Schematic of the lunar portion of earth's tides showing (exaggerated) high tides at the sublunar and antipodal points for the hypothetical case of an ocean of constant depth with no land. There would also be smaller, superimposed bulges on the sides facing toward and away from the sun.
In Maine (U.S.) low tide occurs roughly at moonrise and high tide with a high moon, corresponding to the simple gravity model of two tidal bulges; at most places however, moon and tides have a phase shift.

Tides are the rise and fall of sea levels caused by the combined effects of gravitational forces exerted by the Moon, Sun, and rotation of the Earth.

The times and amplitude of tides at a locale are influenced by the alignment of the Sun and Moon, by the pattern of tides in the deep ocean, by the amphidromic systems of the oceans, and the shape of the coastline and near-shore bathymetry (see Timing). Some shorelines experience a semi-diurnal tide - two nearly equal high and low tides each day. Others locations experience a diurnal tide - only one high and low tide each day. A "mixed tide"; two uneven tides a day, or one high and one low, is also possible.<ref name=Reddy>{{#invoke:citation/CS1|citation |CitationClass=book }}</ref><ref name=Hubbard>{{#invoke:citation/CS1|citation |CitationClass=book }}</ref><ref>Coastal orientation and geometry affects the phase, direction, and amplitude of amphidromic systems, coastal Kelvin waves as well as resonant seiches in bays. In estuaries seasonal river outflows influence tidal flow.</ref>

Tides vary on timescales ranging from hours to years due to a number of factors. To make accurate records, tide gauges at fixed stations measure the water level over time. Gauges ignore variations caused by waves with periods shorter than minutes. These data are compared to the reference (or datum) level usually called mean sea level.<ref>{{#invoke:citation/CS1|citation |CitationClass=web }} Do not confuse with the astronomical lunar day on the Moon. A lunar zenith is the Moon's highest point in the sky.</ref>

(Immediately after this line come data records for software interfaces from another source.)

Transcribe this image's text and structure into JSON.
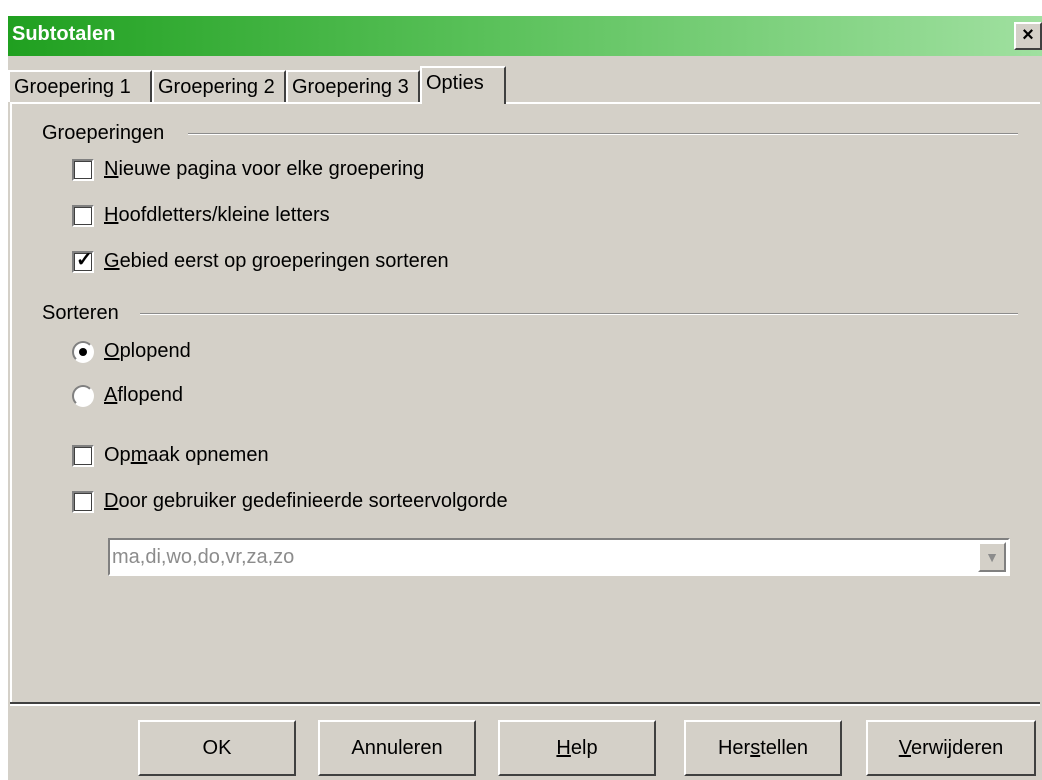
{
  "window": {
    "title": "Subtotalen",
    "close_label": "×"
  },
  "tabs": [
    {
      "label": "Groepering 1",
      "active": false
    },
    {
      "label": "Groepering 2",
      "active": false
    },
    {
      "label": "Groepering 3",
      "active": false
    },
    {
      "label": "Opties",
      "active": true
    }
  ],
  "groeperingen": {
    "label": "Groeperingen",
    "options": [
      {
        "pre": "",
        "key": "N",
        "post": "ieuwe pagina voor elke groepering",
        "checked": false
      },
      {
        "pre": "",
        "key": "H",
        "post": "oofdletters/kleine letters",
        "checked": false
      },
      {
        "pre": "",
        "key": "G",
        "post": "ebied eerst op groeperingen sorteren",
        "checked": true
      }
    ]
  },
  "sorteren": {
    "label": "Sorteren",
    "radios": [
      {
        "pre": "",
        "key": "O",
        "post": "plopend",
        "selected": true
      },
      {
        "pre": "",
        "key": "A",
        "post": "flopend",
        "selected": false
      }
    ],
    "options": [
      {
        "pre": "Op",
        "key": "m",
        "post": "aak opnemen",
        "checked": false
      },
      {
        "pre": "",
        "key": "D",
        "post": "oor gebruiker gedefinieerde sorteervolgorde",
        "checked": false
      }
    ],
    "sort_order_value": "ma,di,wo,do,vr,za,zo"
  },
  "buttons": [
    {
      "pre": "OK",
      "key": "",
      "post": ""
    },
    {
      "pre": "Annuleren",
      "key": "",
      "post": ""
    },
    {
      "pre": "",
      "key": "H",
      "post": "elp"
    },
    {
      "pre": "Her",
      "key": "s",
      "post": "tellen"
    },
    {
      "pre": "",
      "key": "V",
      "post": "erwijderen"
    }
  ],
  "colors": {
    "titlebar_start": "#20a020",
    "titlebar_end": "#a0e0a0",
    "dialog_bg": "#d4d0c8"
  }
}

While tides are usually the largest source of short-term sea-level fluctuations, sea levels are also subject to forces such as wind and barometric pressure changes, resulting in storm surges, especially in shallow seas and near coasts.

Tidal phenomena are not limited to the oceans, but can occur in other systems whenever a gravitational field that varies in time and space is present. For example, the solid part of the Earth is affected by tides, though this is not as easily seen as the water tidal movements.

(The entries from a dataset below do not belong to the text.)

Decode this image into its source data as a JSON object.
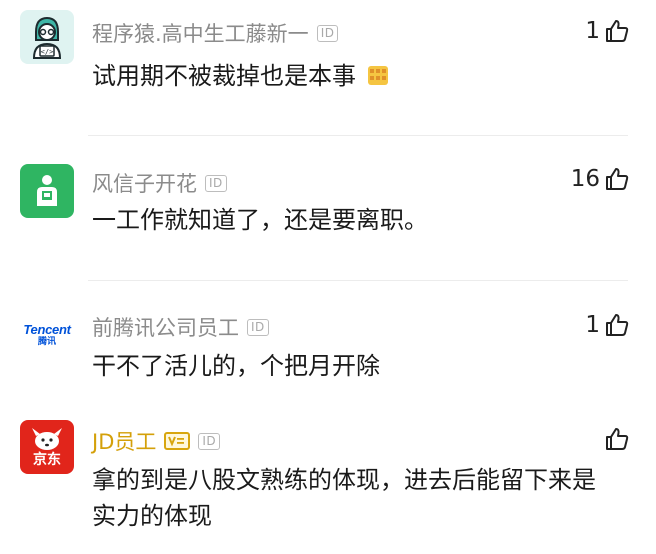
{
  "comments": [
    {
      "author": "程序猿.高中生工藤新一",
      "id_badge": "ID",
      "likes": "1",
      "text": "试用期不被裁掉也是本事",
      "emoji": "party-emoji"
    },
    {
      "author": "风信子开花",
      "id_badge": "ID",
      "likes": "16",
      "text": "一工作就知道了，还是要离职。"
    },
    {
      "author": "前腾讯公司员工",
      "id_badge": "ID",
      "likes": "1",
      "text": "干不了活儿的，个把月开除",
      "avatar_text_en": "Tencent",
      "avatar_text_cn": "腾讯"
    },
    {
      "author": "JD员工",
      "id_badge": "ID",
      "likes": "",
      "text_line1": "拿的到是八股文熟练的体现，进去后能留下来是",
      "text_line2": "实力的体现",
      "avatar_text_cn": "京东"
    }
  ],
  "colors": {
    "avatar_teal": "#dff3f1",
    "avatar_green": "#2fb562",
    "jd_red": "#e1251b",
    "vip_gold": "#d4a00a"
  }
}
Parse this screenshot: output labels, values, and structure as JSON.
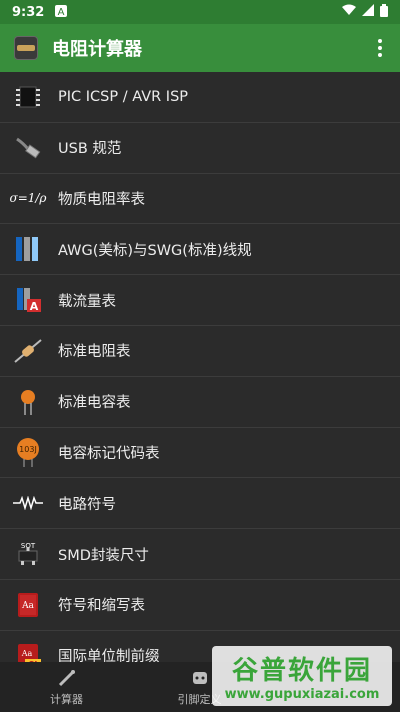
{
  "status_bar": {
    "time": "9:32",
    "notif_letter": "A"
  },
  "app_bar": {
    "title": "电阻计算器"
  },
  "list": {
    "items": [
      {
        "label": "PIC ICSP / AVR ISP",
        "icon": "chip-icon"
      },
      {
        "label": "USB 规范",
        "icon": "usb-cable-icon"
      },
      {
        "label": "物质电阻率表",
        "icon": "resistivity-formula-icon"
      },
      {
        "label": "AWG(美标)与SWG(标准)线规",
        "icon": "wire-gauge-icon"
      },
      {
        "label": "载流量表",
        "icon": "ampacity-icon"
      },
      {
        "label": "标准电阻表",
        "icon": "resistor-icon"
      },
      {
        "label": "标准电容表",
        "icon": "ceramic-capacitor-icon"
      },
      {
        "label": "电容标记代码表",
        "icon": "capacitor-code-icon"
      },
      {
        "label": "电路符号",
        "icon": "circuit-symbol-icon"
      },
      {
        "label": "SMD封装尺寸",
        "icon": "smd-package-icon"
      },
      {
        "label": "符号和缩写表",
        "icon": "book-icon"
      },
      {
        "label": "国际单位制前缀",
        "icon": "si-book-icon"
      }
    ]
  },
  "icon_text": {
    "formula": "σ=1/ρ",
    "capacitor_code": "103J",
    "smd": "SOT",
    "book": "Aa",
    "si": "SI"
  },
  "bottom_nav": {
    "items": [
      {
        "label": "计算器"
      },
      {
        "label": "引脚定义"
      },
      {
        "label": ""
      }
    ]
  },
  "watermark": {
    "title": "谷普软件园",
    "url": "www.gupuxiazai.com"
  },
  "colors": {
    "status_bar": "#2e7d32",
    "app_bar": "#388e3c",
    "background": "#2b2b2b"
  }
}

Tide sections
Intro  Characteristics  Phase and amplitude  Physics  Observation and prediction  Navigation  Biological aspects  Other tides  Misapplications  See also  References   Further reading   External links  

PREVIOUS: IntroNEXT: Characteristics
<<>>